Język
EN
Treść
Schizophrenia and bipolar disorder (BD) are complex and multidimensional disorders with high heritability rates. The contribution of genetic factors to the etiology of these disorders is increasingly being recognized as the action of multiple risk variants with small effect sizes, which might explain only a minor part of susceptibility. On the other site, numerous environmental factors have been found to play an important role in their causality. Therefore, in recent years, several studies focused on gene × environment interactions that are believed to bridge the gap between genetic underpinnings and environmental insults. In this article, we performed a systematic review of studies investigating gene × environment interactions in BD and schizophrenia spectrum phenotypes. In the majority of studies from this field, interacting effects of variation in genes encoding catechol-O-methyltransferase (COMT), brain-derived neurotrophic factor (BDNF), and FK506-binding protein 5 (FKBP5) have been explored. Almost consistently, these studies revealed that polymorphisms in COMT, BDNF, and FKBP5 genes might interact with early life stress and cannabis abuse or dependence, influencing various outcomes of schizophrenia spectrum disorders and BD. Other interactions still require further replication in larger clinical and non-clinical samples. In addition, future studies should address the direction of causality and potential mechanisms of the relationship between gene × environment interactions and various categories of outcomes in schizophrenia and BD.
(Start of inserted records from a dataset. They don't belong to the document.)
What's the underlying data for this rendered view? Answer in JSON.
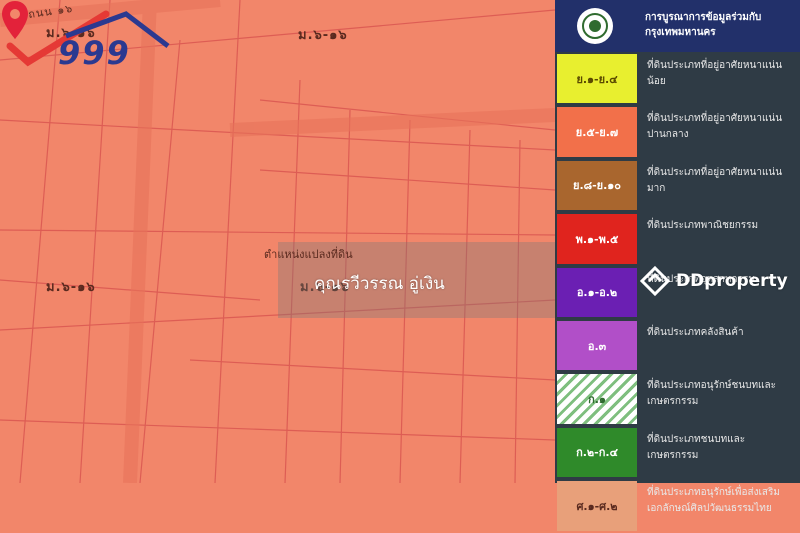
{
  "map": {
    "zone_labels": [
      "ม.๖-๑๖",
      "ม.๖-๑๖",
      "ม.๖-๑๖",
      "ม.๖-๑๖"
    ],
    "road_label": "ถนน ๑๖",
    "pin_label": "ตำแหน่งแปลงที่ดิน",
    "owner_name": "คุณรวีวรรณ อู่เงิน",
    "ddproperty": "DDproperty",
    "logo": "999"
  },
  "legend": {
    "header": "การบูรณาการข้อมูลร่วมกับ กรุงเทพมหานคร",
    "rows": [
      {
        "code": "ย.๑-ย.๔",
        "desc": "ที่ดินประเภทที่อยู่อาศัยหนาแน่นน้อย",
        "color": "#e8ef2f",
        "text_color": "#5a4a00"
      },
      {
        "code": "ย.๕-ย.๗",
        "desc": "ที่ดินประเภทที่อยู่อาศัยหนาแน่นปานกลาง",
        "color": "#f2704a",
        "text_color": "#ffffff"
      },
      {
        "code": "ย.๘-ย.๑๐",
        "desc": "ที่ดินประเภทที่อยู่อาศัยหนาแน่นมาก",
        "color": "#a9662e",
        "text_color": "#ffffff"
      },
      {
        "code": "พ.๑-พ.๕",
        "desc": "ที่ดินประเภทพาณิชยกรรม",
        "color": "#e0241e",
        "text_color": "#ffffff"
      },
      {
        "code": "อ.๑-อ.๒",
        "desc": "ที่ดินประเภทอุตสาหกรรม",
        "color": "#6b1fb3",
        "text_color": "#ffffff"
      },
      {
        "code": "อ.๓",
        "desc": "ที่ดินประเภทคลังสินค้า",
        "color": "#b14fc8",
        "text_color": "#ffffff"
      },
      {
        "code": "ก.๑",
        "desc": "ที่ดินประเภทอนุรักษ์ชนบทและเกษตรกรรม",
        "color": "#ffffff",
        "text_color": "#2f6b2f"
      },
      {
        "code": "ก.๒-ก.๔",
        "desc": "ที่ดินประเภทชนบทและเกษตรกรรม",
        "color": "#2f8a2a",
        "text_color": "#ffffff"
      },
      {
        "code": "ศ.๑-ศ.๒",
        "desc": "ที่ดินประเภทอนุรักษ์เพื่อส่งเสริมเอกลักษณ์ศิลปวัฒนธรรมไทย",
        "color": "#e8a07a",
        "text_color": "#5a2a1f"
      }
    ]
  }
}
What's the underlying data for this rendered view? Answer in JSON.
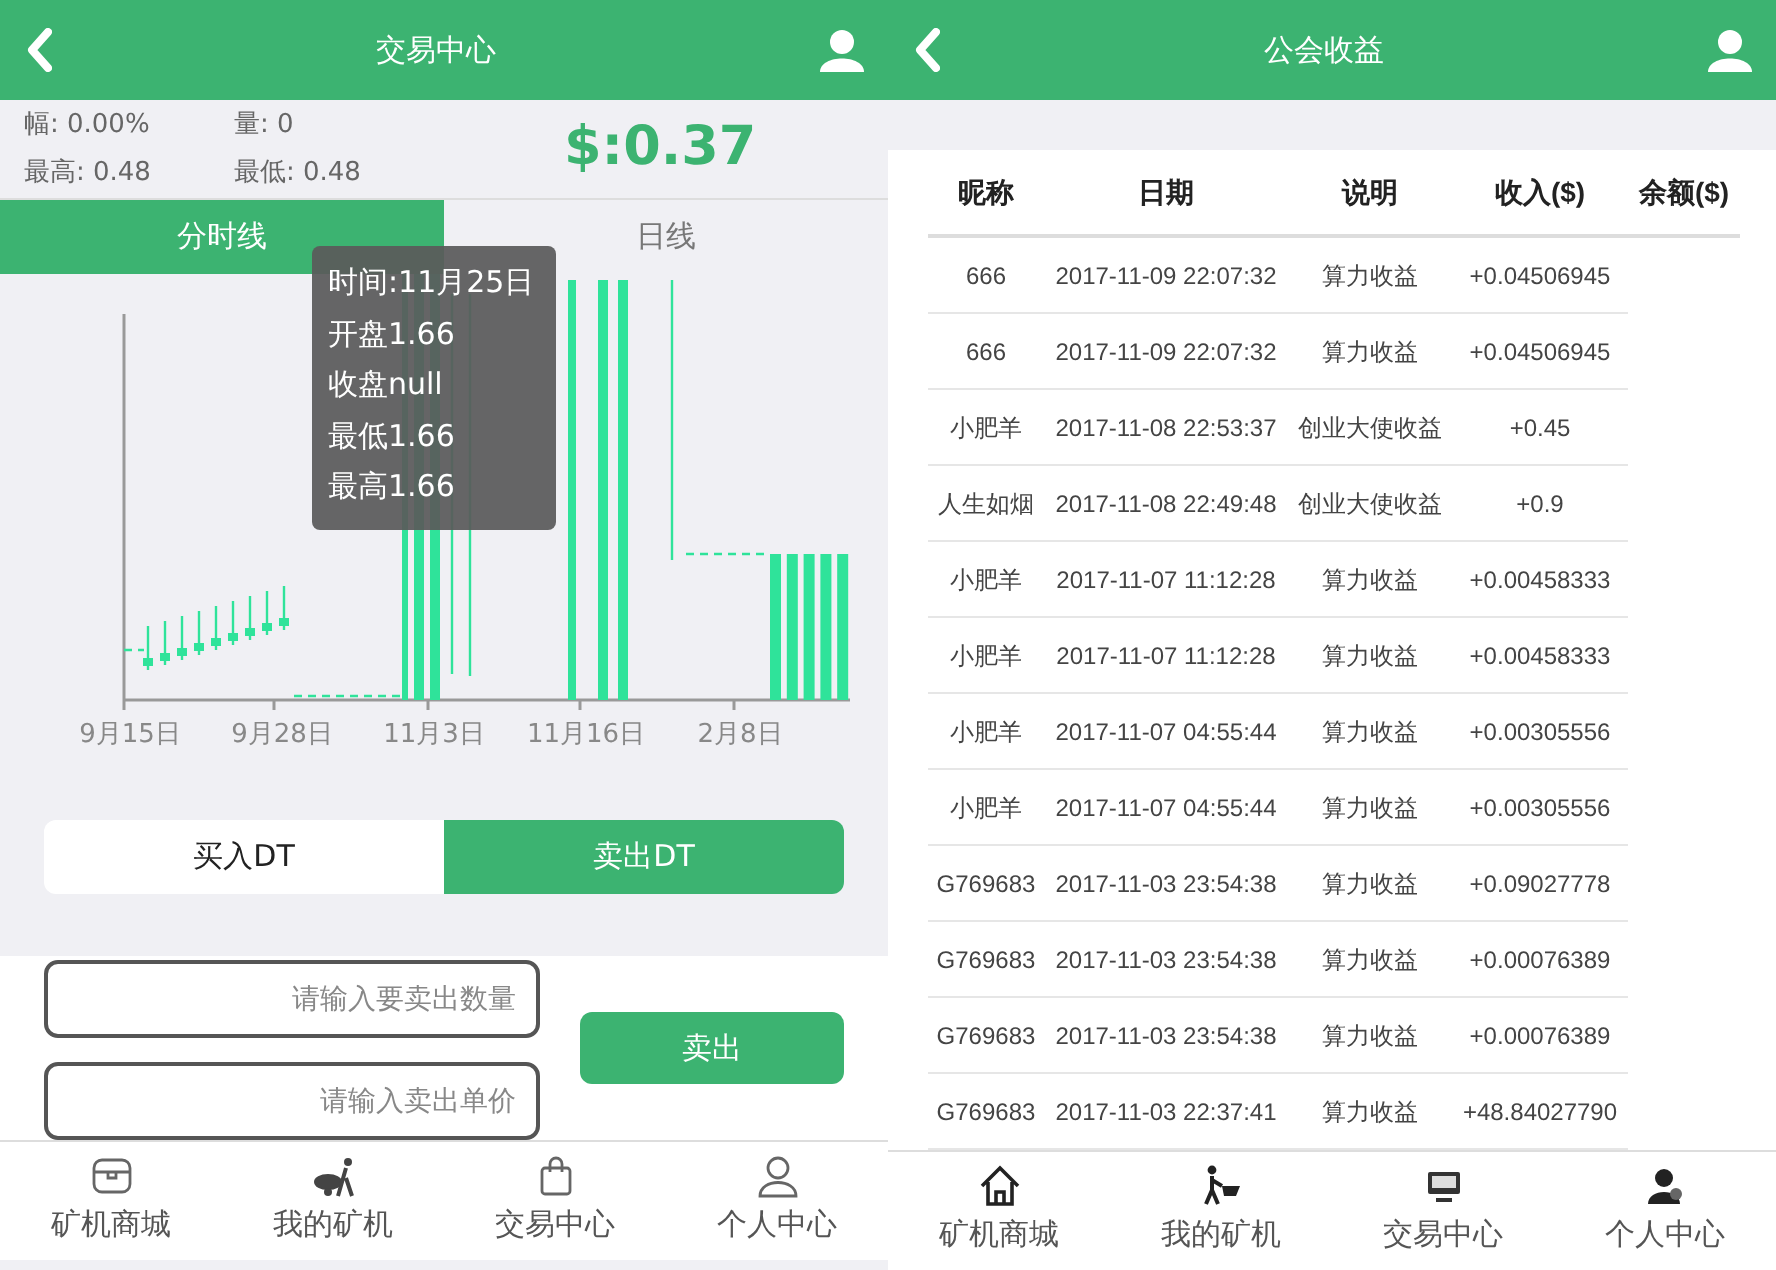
{
  "trade_screen": {
    "header": {
      "title": "交易中心"
    },
    "stats": [
      {
        "label": "幅: 0.00%"
      },
      {
        "label": "量: 0"
      },
      {
        "label": "最高: 0.48"
      },
      {
        "label": "最低: 0.48"
      }
    ],
    "price": "$:0.37",
    "tabs": [
      {
        "label": "分时线",
        "selected": true
      },
      {
        "label": "日线",
        "selected": false
      }
    ],
    "chart": {
      "x_labels": [
        "9月15日",
        "9月28日",
        "11月3日",
        "11月16日",
        "2月8日"
      ],
      "tooltip": [
        "时间:11月25日",
        "开盘1.66",
        "收盘null",
        "最低1.66",
        "最高1.66"
      ]
    },
    "trade_toggle": [
      {
        "label": "买入DT",
        "selected": false
      },
      {
        "label": "卖出DT",
        "selected": true
      }
    ],
    "form": {
      "fields": [
        {
          "placeholder": "请输入要卖出数量"
        },
        {
          "placeholder": "请输入卖出单价"
        }
      ],
      "submit": "卖出"
    },
    "bottom_nav": [
      {
        "label": "矿机商城",
        "kind": "store"
      },
      {
        "label": "我的矿机",
        "kind": "cart"
      },
      {
        "label": "交易中心",
        "kind": "bag"
      },
      {
        "label": "个人中心",
        "kind": "user"
      }
    ]
  },
  "income_screen": {
    "header": {
      "title": "公会收益"
    },
    "table": {
      "columns": [
        "昵称",
        "日期",
        "说明",
        "收入($)",
        "余额($)"
      ],
      "rows": [
        [
          "666",
          "2017-11-09 22:07:32",
          "算力收益",
          "+0.04506945"
        ],
        [
          "666",
          "2017-11-09 22:07:32",
          "算力收益",
          "+0.04506945"
        ],
        [
          "小肥羊",
          "2017-11-08 22:53:37",
          "创业大使收益",
          "+0.45"
        ],
        [
          "人生如烟",
          "2017-11-08 22:49:48",
          "创业大使收益",
          "+0.9"
        ],
        [
          "小肥羊",
          "2017-11-07 11:12:28",
          "算力收益",
          "+0.00458333"
        ],
        [
          "小肥羊",
          "2017-11-07 11:12:28",
          "算力收益",
          "+0.00458333"
        ],
        [
          "小肥羊",
          "2017-11-07 04:55:44",
          "算力收益",
          "+0.00305556"
        ],
        [
          "小肥羊",
          "2017-11-07 04:55:44",
          "算力收益",
          "+0.00305556"
        ],
        [
          "G769683",
          "2017-11-03 23:54:38",
          "算力收益",
          "+0.09027778"
        ],
        [
          "G769683",
          "2017-11-03 23:54:38",
          "算力收益",
          "+0.00076389"
        ],
        [
          "G769683",
          "2017-11-03 23:54:38",
          "算力收益",
          "+0.00076389"
        ],
        [
          "G769683",
          "2017-11-03 22:37:41",
          "算力收益",
          "+48.84027790"
        ]
      ]
    },
    "bottom_nav": [
      {
        "label": "矿机商城",
        "kind": "home"
      },
      {
        "label": "我的矿机",
        "kind": "walker"
      },
      {
        "label": "交易中心",
        "kind": "monitor"
      },
      {
        "label": "个人中心",
        "kind": "person"
      }
    ]
  }
}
Cechy publikacji
original-article
peer-reviewed
Inne
System-identifier
70421